What is the job of the Fauquier County School Board?
Before discussing the school Board’s duties we must understand the importance of their job and the importance of public education. Here is what Vladimir Lenin had to say: “Give me four years to teach the children and the seed I have sown will never be up rooted.” And Josef Stalin said, “Education is a weapon, whose effects depend on who holds it in his hand and at who it is aimed.” Adolf Hitler: “Let me control the textbooks and I will control the state.”
Yes, education can be used for the good or bad.
Fauquier’s school board has five members, one from each county district. Each board member is elected by the voters in their district. This makes the school board responsible to the voters.
The school board is responsible for hiring or firing the school superintendent. They oversee the school budget and its presentation to the board of supervisors. The school budget makes up approximately 60 percent of the county budget every year.
The school board approves all school programs
The school board holds monthly public meeting to conduct school business. At the end of each meeting the public is invited to make comments. A speaker is allowed three minutes to speak.
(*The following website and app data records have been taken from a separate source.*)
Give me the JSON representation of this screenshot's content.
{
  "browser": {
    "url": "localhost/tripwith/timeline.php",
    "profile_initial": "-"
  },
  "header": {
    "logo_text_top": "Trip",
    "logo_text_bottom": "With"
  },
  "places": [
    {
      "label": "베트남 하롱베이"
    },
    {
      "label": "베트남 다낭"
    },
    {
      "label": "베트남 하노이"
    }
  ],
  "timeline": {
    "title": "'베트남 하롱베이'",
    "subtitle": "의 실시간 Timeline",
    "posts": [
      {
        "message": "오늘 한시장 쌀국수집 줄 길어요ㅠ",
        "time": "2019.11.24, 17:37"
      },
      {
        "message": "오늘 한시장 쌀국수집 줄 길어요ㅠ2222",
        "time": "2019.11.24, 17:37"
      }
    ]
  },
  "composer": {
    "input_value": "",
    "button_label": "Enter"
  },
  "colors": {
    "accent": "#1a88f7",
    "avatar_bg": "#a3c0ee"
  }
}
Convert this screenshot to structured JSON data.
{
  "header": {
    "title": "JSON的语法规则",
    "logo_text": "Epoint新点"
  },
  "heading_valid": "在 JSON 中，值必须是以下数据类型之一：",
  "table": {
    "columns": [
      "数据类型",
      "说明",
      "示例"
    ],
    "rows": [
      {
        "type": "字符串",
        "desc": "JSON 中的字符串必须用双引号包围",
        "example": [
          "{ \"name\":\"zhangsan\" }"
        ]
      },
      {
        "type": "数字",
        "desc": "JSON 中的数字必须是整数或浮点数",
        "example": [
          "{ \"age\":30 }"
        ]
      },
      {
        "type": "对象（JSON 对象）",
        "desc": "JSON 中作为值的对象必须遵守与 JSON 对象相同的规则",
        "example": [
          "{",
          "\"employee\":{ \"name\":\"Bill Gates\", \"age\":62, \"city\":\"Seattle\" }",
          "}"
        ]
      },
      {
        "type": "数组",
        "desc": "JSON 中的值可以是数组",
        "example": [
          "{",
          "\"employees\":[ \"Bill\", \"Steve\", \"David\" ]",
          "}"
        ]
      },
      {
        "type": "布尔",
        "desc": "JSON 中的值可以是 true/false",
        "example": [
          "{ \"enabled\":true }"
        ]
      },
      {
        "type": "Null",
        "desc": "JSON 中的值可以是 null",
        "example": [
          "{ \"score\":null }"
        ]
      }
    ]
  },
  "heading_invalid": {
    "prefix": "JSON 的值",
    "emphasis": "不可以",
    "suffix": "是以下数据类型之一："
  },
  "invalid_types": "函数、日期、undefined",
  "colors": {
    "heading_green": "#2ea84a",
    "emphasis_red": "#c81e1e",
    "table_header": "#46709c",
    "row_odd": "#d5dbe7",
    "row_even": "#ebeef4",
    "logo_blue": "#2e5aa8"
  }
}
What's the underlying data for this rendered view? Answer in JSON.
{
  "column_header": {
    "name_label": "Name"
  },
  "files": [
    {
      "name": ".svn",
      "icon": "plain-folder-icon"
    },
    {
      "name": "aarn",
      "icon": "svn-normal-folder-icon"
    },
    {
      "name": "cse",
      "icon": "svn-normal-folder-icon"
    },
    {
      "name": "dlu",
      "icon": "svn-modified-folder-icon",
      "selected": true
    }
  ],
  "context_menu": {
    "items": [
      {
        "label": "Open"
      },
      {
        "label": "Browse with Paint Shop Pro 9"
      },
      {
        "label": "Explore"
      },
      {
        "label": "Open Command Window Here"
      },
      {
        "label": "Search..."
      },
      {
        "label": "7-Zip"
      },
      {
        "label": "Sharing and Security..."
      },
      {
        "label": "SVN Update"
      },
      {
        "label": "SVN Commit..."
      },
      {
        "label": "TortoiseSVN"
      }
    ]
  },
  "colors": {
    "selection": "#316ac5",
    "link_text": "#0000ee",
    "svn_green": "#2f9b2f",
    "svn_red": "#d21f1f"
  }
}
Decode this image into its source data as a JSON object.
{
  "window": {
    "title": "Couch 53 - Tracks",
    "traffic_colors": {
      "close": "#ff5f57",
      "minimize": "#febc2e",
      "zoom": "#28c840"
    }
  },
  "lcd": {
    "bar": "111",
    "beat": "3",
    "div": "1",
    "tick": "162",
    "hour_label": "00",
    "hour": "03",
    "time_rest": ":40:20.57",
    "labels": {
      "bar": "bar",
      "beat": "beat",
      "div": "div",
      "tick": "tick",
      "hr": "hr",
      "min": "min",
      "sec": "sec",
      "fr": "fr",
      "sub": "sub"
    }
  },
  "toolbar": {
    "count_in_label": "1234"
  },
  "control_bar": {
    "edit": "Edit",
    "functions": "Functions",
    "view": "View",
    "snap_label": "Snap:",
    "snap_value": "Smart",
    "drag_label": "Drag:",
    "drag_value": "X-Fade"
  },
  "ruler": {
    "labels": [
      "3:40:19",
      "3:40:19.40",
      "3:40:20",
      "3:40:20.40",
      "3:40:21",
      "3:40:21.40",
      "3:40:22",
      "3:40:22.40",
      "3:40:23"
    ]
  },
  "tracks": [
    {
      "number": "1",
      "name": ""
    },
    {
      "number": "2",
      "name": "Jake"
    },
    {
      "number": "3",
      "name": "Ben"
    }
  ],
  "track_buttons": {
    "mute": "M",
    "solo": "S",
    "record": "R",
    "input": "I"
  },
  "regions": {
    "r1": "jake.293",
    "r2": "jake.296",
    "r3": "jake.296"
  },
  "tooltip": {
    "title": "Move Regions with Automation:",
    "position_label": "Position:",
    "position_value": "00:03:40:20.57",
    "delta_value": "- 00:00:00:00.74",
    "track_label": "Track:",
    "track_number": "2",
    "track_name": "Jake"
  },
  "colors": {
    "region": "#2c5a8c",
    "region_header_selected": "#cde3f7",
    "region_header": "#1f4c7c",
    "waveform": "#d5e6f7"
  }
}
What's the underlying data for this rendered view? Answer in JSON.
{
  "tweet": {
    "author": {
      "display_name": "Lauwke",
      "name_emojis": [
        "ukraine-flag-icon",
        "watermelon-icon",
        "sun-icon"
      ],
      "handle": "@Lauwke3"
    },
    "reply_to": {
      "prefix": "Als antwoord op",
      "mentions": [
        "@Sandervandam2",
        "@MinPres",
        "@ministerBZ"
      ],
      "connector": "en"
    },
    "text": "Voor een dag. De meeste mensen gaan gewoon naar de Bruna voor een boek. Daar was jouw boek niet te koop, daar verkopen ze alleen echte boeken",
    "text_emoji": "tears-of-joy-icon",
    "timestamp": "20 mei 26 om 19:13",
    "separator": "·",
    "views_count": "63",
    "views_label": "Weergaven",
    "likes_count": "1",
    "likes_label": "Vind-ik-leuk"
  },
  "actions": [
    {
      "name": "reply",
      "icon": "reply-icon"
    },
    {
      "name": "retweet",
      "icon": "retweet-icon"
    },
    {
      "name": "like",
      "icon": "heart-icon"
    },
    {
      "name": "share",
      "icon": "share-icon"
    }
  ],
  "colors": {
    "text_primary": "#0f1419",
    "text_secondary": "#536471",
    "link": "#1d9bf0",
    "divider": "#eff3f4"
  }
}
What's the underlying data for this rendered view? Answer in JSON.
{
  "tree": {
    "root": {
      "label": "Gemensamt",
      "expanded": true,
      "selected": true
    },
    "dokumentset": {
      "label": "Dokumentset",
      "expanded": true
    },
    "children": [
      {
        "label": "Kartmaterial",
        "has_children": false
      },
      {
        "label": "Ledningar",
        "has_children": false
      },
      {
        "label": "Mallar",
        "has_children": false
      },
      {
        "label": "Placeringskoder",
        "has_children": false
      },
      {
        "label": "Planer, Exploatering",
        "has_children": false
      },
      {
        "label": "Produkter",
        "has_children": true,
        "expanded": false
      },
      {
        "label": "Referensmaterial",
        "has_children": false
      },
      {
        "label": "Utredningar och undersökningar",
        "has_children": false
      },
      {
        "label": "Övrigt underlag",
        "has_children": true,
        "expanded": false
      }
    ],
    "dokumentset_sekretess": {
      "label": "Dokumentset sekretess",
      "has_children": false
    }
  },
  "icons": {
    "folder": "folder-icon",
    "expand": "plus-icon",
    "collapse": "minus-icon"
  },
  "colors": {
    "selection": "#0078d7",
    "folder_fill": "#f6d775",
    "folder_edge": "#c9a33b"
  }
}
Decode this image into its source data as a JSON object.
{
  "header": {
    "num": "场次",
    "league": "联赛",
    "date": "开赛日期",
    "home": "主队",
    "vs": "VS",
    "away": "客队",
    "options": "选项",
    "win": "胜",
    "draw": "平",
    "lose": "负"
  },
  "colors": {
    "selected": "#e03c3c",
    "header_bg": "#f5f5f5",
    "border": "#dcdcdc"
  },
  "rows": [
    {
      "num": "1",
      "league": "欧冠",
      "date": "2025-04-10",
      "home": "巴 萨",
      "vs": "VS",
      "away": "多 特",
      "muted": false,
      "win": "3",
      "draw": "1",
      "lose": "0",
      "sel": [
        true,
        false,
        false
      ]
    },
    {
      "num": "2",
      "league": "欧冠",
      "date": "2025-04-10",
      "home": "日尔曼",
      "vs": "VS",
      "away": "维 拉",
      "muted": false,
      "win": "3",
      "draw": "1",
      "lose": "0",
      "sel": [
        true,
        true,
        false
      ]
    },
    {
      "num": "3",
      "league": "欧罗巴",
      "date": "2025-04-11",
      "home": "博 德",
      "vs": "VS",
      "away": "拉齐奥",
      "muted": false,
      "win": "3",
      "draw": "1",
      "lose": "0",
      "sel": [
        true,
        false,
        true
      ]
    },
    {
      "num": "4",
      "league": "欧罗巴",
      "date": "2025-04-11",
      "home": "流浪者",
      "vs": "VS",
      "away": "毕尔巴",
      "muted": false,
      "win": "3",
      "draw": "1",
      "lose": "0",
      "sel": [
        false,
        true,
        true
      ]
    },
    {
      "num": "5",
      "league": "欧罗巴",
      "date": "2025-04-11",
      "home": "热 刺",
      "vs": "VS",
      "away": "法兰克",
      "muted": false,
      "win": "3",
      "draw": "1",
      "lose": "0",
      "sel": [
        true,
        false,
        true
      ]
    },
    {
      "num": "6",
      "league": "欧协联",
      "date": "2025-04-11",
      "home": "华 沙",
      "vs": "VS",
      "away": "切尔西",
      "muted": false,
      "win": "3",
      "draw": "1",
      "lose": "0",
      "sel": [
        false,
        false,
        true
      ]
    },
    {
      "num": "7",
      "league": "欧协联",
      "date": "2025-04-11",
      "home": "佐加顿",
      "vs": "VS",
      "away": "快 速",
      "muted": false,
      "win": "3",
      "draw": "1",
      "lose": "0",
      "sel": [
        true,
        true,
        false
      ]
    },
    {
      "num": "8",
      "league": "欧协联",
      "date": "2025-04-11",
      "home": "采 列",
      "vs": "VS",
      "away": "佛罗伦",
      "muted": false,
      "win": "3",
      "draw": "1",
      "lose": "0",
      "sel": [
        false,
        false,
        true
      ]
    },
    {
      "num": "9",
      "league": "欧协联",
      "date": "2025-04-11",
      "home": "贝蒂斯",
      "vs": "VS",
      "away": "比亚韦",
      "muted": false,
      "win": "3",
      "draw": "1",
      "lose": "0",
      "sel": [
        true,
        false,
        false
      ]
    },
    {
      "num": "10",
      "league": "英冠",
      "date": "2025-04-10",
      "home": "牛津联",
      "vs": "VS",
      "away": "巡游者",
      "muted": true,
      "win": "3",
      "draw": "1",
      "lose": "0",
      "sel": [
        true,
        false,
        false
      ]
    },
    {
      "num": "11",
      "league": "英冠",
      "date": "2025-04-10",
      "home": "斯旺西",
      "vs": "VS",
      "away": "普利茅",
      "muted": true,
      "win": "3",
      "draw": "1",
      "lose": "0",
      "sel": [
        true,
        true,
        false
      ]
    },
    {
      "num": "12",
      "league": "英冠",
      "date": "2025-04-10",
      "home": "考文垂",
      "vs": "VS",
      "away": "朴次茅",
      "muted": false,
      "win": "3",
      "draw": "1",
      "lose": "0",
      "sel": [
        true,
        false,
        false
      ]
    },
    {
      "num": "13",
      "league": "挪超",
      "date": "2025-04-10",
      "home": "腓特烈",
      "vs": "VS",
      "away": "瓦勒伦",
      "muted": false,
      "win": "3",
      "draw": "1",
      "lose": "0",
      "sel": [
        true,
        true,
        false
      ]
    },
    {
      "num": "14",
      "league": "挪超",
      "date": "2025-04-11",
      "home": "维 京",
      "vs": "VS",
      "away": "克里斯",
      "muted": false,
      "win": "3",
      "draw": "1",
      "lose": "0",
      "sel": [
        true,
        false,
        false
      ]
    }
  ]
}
No comments or questions are allowed between citizens and the board. There is no dialogue between citizens and board. On the voting issues the board always appears to vote together, 5-0.
The missing ingredient is keeping the public informed on the issues. We don’t really know what’s going on because the school board members are not proactive in explaining the issues. Some of that fault lies with us. We are not asking. As citizens we have the responsibility of keeping ourselves informed.
Here is just one example: In 2019 FCPS adopted a program called Deep Equity Process. It was approved by the school board.
What did we know about it? On May 9, 2019, the school administration came out with a press release. School spokesperson Nikki Jenkins explained Deep Equity will allow schools to reduce and eliminate achievement gaps, disparities in graduation rates, disproportions in graduation rates, disproportional suspensions, expulsions and disciplinary referral rates.
Wow, this sound like the holy grail of education. Ms. Jenkins went on to say the deep equity approach is based on beliefs that such inequities are symptomatic of institutional biases. Yep, it’s our fault.
I pestered the school board for more information on Deep Equity Process. I was finally granted one hour in an empty office at the school board’s office spaces. I was given a 2-inch-thick document on Deep Equity Process to read. One hour later the document was taken back. I then had the opportunity to talk with Fauquier County Schools Associate Superintendent for Instruction Major Warner. We had a cordial discussion for one hour but ended by agreeing we disagree.
What stayed with me to this day in the Deep Equity document was the introduction: It stated 90 percent of all teachers are white and white folks can’t possibly understand the problems of minorities. We will not be successful if this is the basis of our problems.
We will not be able to climb out of this mess unless our elected officials, in this case the school board, keep parents and citizens aware of the issues. We must demand that they do. If they don’t ,they must be removed from office. That’s the way the system is supposed to work.
What do you know about critical race theory, transgender policy, social emotional learning or 1619? They are all in our schools. How are our students doing compared with other developed nations? Are standards being lowered so student performance looks better? It’s our future.